It's a dangerous precedent when schools can dictate how our children act/dress in their own homes— Nathan Wind aka Cochise🇲🇽💈📚 (@flounderinggull) September 8, 2020
Elliott's husband Curtis let the officers in when they came home and they explained to Isaiah that if he got a toy gun to school, they could file criminal charges against him. However, when Curtis reviewed the footage, he noticed that his son only moved the green toy gun from one side to the other — not waving it as the teacher alleged. Isaiah was traumatized by the experience, she said. “He was in tears when the police came,” Elliott said. “He was very scared. He said: ‘Mommy, I had butterflies in my stomach. I was scared and thought I was going to jail.’” Elliott and Curtis spoke to the school administrators, but they wouldn't change their mind on the decision made about Isiah's suspension.
Anyway we have let our schools become minimum security prisons where education is not the primary concern "security" is, we need to change this and stop traumatizing our children. They are the future of this country.— Nathan Wind aka Cochise🇲🇽💈📚 (@flounderinggull) September 9, 2020
“I said: ‘Black children cannot have that sort of thing on their record. You are reducing his chances at success,’” Elliott said she told school administrators. She also questioned why the school had notified the officials before getting in touch with the student's parents. Elliott said that the vice principal said their son’s safety was the school’s top priority. Elliott also criticized the school for recording the students in class as she revealed the school didn’t get permission from parents. In a statement, Grand Mountain School acknowledged that the digital platform used for virtual teaching by the school has a recording function.
Suspension, a police visit, AND a mark on his record...for a 12 year old...who didn't even play with a nerf gun....just moved it. Do teachers just think a "classroom" is their designated zone to live out their power fantasies on children? This is beyond disheartening.— Mandy Le (@mandyleart) September 8, 2020
“During our first week of school, we were still becoming familiar with the platform. It is not our current practice to record classes at this time. Parents will be notified if that changes,” the statement said. Elliot and her son have decided to pull their son out of this school. They are now placing him on a waitlist for a charter school. She said she hopes his next school better understands and works with students with ADHD. “I wish the world could see my son through the way I see him. He’s funny, compassionate, caring, goofy, and yeah, he gets distracted easily, but he’s a kid,” Elliott said. “I hate that the world doesn’t see him that way. It’s not fair.”
They were recording minors in their homes w/o consent nor knowledge.— kwiet (@Kwiet7) September 8, 2020
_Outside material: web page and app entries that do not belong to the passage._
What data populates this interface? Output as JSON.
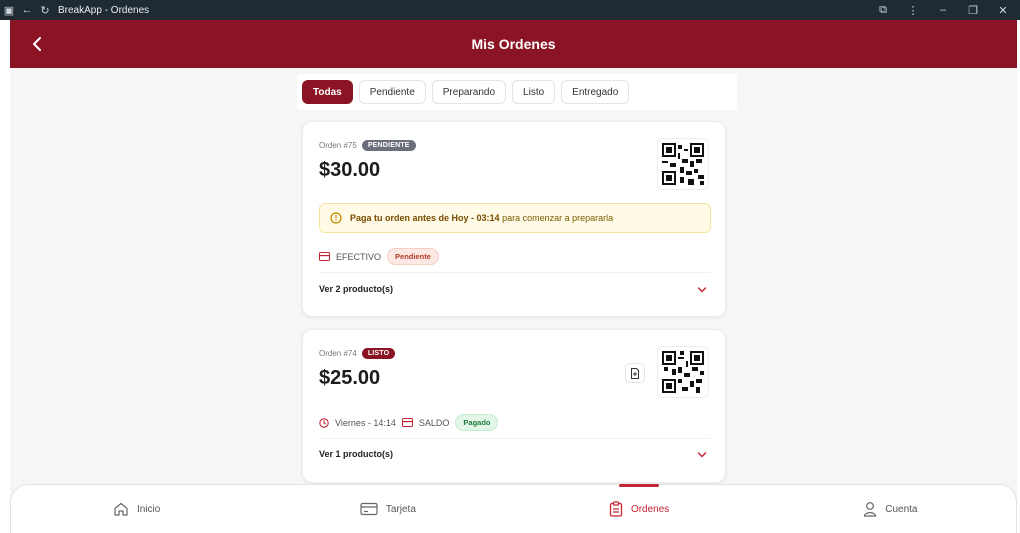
{
  "browser": {
    "title": "BreakApp - Ordenes"
  },
  "header": {
    "title": "Mis Ordenes"
  },
  "tabs": [
    {
      "label": "Todas",
      "active": true
    },
    {
      "label": "Pendiente",
      "active": false
    },
    {
      "label": "Preparando",
      "active": false
    },
    {
      "label": "Listo",
      "active": false
    },
    {
      "label": "Entregado",
      "active": false
    }
  ],
  "orders": [
    {
      "label": "Orden #75",
      "status": "PENDIENTE",
      "status_color": "#6b6f7a",
      "amount": "$30.00",
      "alert": {
        "bold": "Paga tu orden antes de Hoy - 03:14",
        "rest": "para comenzar a prepararla"
      },
      "payment_method": "EFECTIVO",
      "payment_status": "Pendiente",
      "products": "Ver 2 producto(s)"
    },
    {
      "label": "Orden #74",
      "status": "LISTO",
      "status_color": "#8b1424",
      "amount": "$25.00",
      "time": "Viernes - 14:14",
      "payment_method": "SALDO",
      "payment_status": "Pagado",
      "products": "Ver 1 producto(s)"
    }
  ],
  "nav": [
    {
      "label": "Inicio",
      "icon": "home-icon",
      "active": false
    },
    {
      "label": "Tarjeta",
      "icon": "card-icon",
      "active": false
    },
    {
      "label": "Ordenes",
      "icon": "clipboard-icon",
      "active": true
    },
    {
      "label": "Cuenta",
      "icon": "user-icon",
      "active": false
    }
  ],
  "colors": {
    "brand": "#8b1424",
    "accent": "#c62634"
  }
}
They said the system was New & that they didn't know how to properly use it yet provided video to the police.
Parents have a right to said video & the right to seek prosecution for the illegal recording.